[[ Source records open ]]

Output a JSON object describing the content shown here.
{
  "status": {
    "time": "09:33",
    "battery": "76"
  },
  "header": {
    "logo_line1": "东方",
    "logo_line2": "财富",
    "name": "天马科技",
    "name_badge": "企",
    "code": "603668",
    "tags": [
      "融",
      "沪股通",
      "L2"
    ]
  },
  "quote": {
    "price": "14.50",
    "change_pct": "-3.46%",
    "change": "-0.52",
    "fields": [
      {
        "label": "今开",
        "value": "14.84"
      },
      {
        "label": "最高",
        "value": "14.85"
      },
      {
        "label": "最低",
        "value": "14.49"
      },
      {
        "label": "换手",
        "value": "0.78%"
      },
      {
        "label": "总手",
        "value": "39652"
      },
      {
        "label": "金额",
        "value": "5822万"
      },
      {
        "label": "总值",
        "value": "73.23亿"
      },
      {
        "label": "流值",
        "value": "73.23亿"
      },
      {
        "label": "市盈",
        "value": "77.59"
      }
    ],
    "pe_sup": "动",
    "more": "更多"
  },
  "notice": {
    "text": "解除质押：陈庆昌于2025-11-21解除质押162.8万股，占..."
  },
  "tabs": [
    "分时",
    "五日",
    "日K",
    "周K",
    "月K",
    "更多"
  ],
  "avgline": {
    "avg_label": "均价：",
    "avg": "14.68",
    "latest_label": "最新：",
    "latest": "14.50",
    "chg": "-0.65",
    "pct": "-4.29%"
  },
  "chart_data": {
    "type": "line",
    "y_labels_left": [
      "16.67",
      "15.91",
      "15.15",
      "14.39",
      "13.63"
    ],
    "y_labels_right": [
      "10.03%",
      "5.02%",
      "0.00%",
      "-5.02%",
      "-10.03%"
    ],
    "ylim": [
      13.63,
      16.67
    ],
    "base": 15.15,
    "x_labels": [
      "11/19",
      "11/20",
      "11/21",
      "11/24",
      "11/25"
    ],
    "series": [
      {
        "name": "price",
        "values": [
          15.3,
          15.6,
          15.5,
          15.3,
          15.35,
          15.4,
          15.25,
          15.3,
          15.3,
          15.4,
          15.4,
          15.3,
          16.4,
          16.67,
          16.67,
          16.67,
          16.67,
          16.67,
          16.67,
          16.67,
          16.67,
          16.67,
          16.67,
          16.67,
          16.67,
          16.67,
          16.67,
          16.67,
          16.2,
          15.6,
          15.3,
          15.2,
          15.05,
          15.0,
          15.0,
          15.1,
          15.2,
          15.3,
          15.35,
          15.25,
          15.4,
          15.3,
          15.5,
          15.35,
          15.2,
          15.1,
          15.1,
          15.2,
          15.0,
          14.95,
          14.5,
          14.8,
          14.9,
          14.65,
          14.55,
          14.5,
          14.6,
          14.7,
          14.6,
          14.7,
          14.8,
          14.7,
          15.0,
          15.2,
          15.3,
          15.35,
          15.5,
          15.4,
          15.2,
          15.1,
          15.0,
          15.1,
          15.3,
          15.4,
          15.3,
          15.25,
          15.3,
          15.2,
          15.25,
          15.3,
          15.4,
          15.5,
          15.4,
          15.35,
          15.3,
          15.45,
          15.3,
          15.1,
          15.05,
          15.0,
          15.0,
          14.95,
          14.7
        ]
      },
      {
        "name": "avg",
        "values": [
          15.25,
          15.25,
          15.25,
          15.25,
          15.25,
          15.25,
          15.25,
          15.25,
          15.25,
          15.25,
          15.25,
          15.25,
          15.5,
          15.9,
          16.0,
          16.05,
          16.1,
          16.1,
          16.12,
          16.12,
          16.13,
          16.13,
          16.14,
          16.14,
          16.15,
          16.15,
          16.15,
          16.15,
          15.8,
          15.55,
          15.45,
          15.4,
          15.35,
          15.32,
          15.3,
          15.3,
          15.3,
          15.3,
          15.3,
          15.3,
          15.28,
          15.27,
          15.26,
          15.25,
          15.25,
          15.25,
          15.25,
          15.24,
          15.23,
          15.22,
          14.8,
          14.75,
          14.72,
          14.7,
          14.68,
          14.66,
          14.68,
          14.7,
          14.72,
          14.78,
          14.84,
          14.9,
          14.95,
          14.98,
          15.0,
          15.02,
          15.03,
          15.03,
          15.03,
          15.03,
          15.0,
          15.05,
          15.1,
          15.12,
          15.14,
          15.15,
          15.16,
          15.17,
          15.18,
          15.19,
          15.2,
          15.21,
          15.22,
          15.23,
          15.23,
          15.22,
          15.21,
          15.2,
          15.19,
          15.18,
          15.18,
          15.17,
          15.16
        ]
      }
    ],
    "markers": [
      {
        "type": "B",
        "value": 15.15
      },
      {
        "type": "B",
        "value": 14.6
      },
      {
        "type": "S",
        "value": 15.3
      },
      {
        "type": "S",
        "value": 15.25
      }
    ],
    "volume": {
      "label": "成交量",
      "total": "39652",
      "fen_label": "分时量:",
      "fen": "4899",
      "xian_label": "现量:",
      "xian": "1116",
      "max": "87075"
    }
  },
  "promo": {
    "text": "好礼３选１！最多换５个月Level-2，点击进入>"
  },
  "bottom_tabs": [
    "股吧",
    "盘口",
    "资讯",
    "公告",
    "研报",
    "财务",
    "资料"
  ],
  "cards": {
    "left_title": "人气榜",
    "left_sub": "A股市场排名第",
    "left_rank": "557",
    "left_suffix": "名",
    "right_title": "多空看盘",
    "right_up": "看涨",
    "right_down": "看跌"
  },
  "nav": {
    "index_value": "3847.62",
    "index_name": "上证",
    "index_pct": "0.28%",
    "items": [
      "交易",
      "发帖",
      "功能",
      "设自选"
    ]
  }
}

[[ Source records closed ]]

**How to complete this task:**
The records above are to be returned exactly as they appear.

**Task output:**
Output a JSON object describing the content shown here.
{
  "status": {
    "time": "09:33",
    "battery": "76"
  },
  "header": {
    "logo_line1": "东方",
    "logo_line2": "财富",
    "name": "天马科技",
    "name_badge": "企",
    "code": "603668",
    "tags": [
      "融",
      "沪股通",
      "L2"
    ]
  },
  "quote": {
    "price": "14.50",
    "change_pct": "-3.46%",
    "change": "-0.52",
    "fields": [
      {
        "label": "今开",
        "value": "14.84"
      },
      {
        "label": "最高",
        "value": "14.85"
      },
      {
        "label": "最低",
        "value": "14.49"
      },
      {
        "label": "换手",
        "value": "0.78%"
      },
      {
        "label": "总手",
        "value": "39652"
      },
      {
        "label": "金额",
        "value": "5822万"
      },
      {
        "label": "总值",
        "value": "73.23亿"
      },
      {
        "label": "流值",
        "value": "73.23亿"
      },
      {
        "label": "市盈",
        "value": "77.59"
      }
    ],
    "pe_sup": "动",
    "more": "更多"
  },
  "notice": {
    "text": "解除质押：陈庆昌于2025-11-21解除质押162.8万股，占..."
  },
  "tabs": [
    "分时",
    "五日",
    "日K",
    "周K",
    "月K",
    "更多"
  ],
  "avgline": {
    "avg_label": "均价：",
    "avg": "14.68",
    "latest_label": "最新：",
    "latest": "14.50",
    "chg": "-0.65",
    "pct": "-4.29%"
  },
  "chart_data": {
    "type": "line",
    "y_labels_left": [
      "16.67",
      "15.91",
      "15.15",
      "14.39",
      "13.63"
    ],
    "y_labels_right": [
      "10.03%",
      "5.02%",
      "0.00%",
      "-5.02%",
      "-10.03%"
    ],
    "ylim": [
      13.63,
      16.67
    ],
    "base": 15.15,
    "x_labels": [
      "11/19",
      "11/20",
      "11/21",
      "11/24",
      "11/25"
    ],
    "series": [
      {
        "name": "price",
        "values": [
          15.3,
          15.6,
          15.5,
          15.3,
          15.35,
          15.4,
          15.25,
          15.3,
          15.3,
          15.4,
          15.4,
          15.3,
          16.4,
          16.67,
          16.67,
          16.67,
          16.67,
          16.67,
          16.67,
          16.67,
          16.67,
          16.67,
          16.67,
          16.67,
          16.67,
          16.67,
          16.67,
          16.67,
          16.2,
          15.6,
          15.3,
          15.2,
          15.05,
          15.0,
          15.0,
          15.1,
          15.2,
          15.3,
          15.35,
          15.25,
          15.4,
          15.3,
          15.5,
          15.35,
          15.2,
          15.1,
          15.1,
          15.2,
          15.0,
          14.95,
          14.5,
          14.8,
          14.9,
          14.65,
          14.55,
          14.5,
          14.6,
          14.7,
          14.6,
          14.7,
          14.8,
          14.7,
          15.0,
          15.2,
          15.3,
          15.35,
          15.5,
          15.4,
          15.2,
          15.1,
          15.0,
          15.1,
          15.3,
          15.4,
          15.3,
          15.25,
          15.3,
          15.2,
          15.25,
          15.3,
          15.4,
          15.5,
          15.4,
          15.35,
          15.3,
          15.45,
          15.3,
          15.1,
          15.05,
          15.0,
          15.0,
          14.95,
          14.7
        ]
      },
      {
        "name": "avg",
        "values": [
          15.25,
          15.25,
          15.25,
          15.25,
          15.25,
          15.25,
          15.25,
          15.25,
          15.25,
          15.25,
          15.25,
          15.25,
          15.5,
          15.9,
          16.0,
          16.05,
          16.1,
          16.1,
          16.12,
          16.12,
          16.13,
          16.13,
          16.14,
          16.14,
          16.15,
          16.15,
          16.15,
          16.15,
          15.8,
          15.55,
          15.45,
          15.4,
          15.35,
          15.32,
          15.3,
          15.3,
          15.3,
          15.3,
          15.3,
          15.3,
          15.28,
          15.27,
          15.26,
          15.25,
          15.25,
          15.25,
          15.25,
          15.24,
          15.23,
          15.22,
          14.8,
          14.75,
          14.72,
          14.7,
          14.68,
          14.66,
          14.68,
          14.7,
          14.72,
          14.78,
          14.84,
          14.9,
          14.95,
          14.98,
          15.0,
          15.02,
          15.03,
          15.03,
          15.03,
          15.03,
          15.0,
          15.05,
          15.1,
          15.12,
          15.14,
          15.15,
          15.16,
          15.17,
          15.18,
          15.19,
          15.2,
          15.21,
          15.22,
          15.23,
          15.23,
          15.22,
          15.21,
          15.2,
          15.19,
          15.18,
          15.18,
          15.17,
          15.16
        ]
      }
    ],
    "markers": [
      {
        "type": "B",
        "value": 15.15
      },
      {
        "type": "B",
        "value": 14.6
      },
      {
        "type": "S",
        "value": 15.3
      },
      {
        "type": "S",
        "value": 15.25
      }
    ],
    "volume": {
      "label": "成交量",
      "total": "39652",
      "fen_label": "分时量:",
      "fen": "4899",
      "xian_label": "现量:",
      "xian": "1116",
      "max": "87075"
    }
  },
  "promo": {
    "text": "好礼３选１！最多换５个月Level-2，点击进入>"
  },
  "bottom_tabs": [
    "股吧",
    "盘口",
    "资讯",
    "公告",
    "研报",
    "财务",
    "资料"
  ],
  "cards": {
    "left_title": "人气榜",
    "left_sub": "A股市场排名第",
    "left_rank": "557",
    "left_suffix": "名",
    "right_title": "多空看盘",
    "right_up": "看涨",
    "right_down": "看跌"
  },
  "nav": {
    "index_value": "3847.62",
    "index_name": "上证",
    "index_pct": "0.28%",
    "items": [
      "交易",
      "发帖",
      "功能",
      "设自选"
    ]
  }
}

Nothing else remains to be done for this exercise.